Records from a data source
....
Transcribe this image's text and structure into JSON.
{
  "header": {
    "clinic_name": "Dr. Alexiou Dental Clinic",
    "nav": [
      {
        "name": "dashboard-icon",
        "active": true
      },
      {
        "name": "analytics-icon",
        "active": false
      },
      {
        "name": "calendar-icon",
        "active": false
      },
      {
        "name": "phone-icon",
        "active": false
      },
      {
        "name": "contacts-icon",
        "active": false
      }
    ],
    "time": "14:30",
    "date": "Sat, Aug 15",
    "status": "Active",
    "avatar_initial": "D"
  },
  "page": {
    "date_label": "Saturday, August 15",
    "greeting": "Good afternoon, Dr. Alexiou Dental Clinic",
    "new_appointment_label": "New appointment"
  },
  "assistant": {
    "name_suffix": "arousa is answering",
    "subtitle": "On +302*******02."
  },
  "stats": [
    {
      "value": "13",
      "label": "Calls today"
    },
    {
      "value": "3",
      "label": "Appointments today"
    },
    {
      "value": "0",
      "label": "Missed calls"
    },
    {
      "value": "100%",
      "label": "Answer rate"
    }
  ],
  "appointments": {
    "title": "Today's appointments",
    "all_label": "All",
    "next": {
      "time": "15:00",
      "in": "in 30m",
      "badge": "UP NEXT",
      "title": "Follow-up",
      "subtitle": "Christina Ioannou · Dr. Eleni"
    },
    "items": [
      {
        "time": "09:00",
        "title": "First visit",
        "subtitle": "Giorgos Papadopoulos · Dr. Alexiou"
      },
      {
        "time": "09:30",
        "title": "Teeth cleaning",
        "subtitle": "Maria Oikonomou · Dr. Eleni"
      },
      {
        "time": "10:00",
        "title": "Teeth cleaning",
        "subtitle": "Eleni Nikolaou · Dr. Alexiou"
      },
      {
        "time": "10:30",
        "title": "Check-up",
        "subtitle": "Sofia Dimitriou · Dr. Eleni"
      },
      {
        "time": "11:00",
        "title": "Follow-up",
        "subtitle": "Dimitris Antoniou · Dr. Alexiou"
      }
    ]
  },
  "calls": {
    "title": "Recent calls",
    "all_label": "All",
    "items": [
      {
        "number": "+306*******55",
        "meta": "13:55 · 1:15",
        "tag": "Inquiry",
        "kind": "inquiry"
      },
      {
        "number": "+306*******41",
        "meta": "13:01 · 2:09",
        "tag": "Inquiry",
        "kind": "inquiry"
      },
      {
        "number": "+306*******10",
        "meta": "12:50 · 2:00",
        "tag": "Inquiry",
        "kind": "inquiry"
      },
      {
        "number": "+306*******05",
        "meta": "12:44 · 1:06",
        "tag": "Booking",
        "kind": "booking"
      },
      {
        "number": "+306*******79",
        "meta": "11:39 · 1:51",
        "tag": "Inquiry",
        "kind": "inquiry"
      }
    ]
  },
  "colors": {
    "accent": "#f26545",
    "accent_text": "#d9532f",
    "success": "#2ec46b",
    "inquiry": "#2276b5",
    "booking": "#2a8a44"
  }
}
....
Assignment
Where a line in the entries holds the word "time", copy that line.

Answer to the exercise
    "time": "14:30",
      "time": "15:00",
        "time": "09:00",
        "time": "09:30",
        "time": "10:00",
        "time": "10:30",
        "time": "11:00",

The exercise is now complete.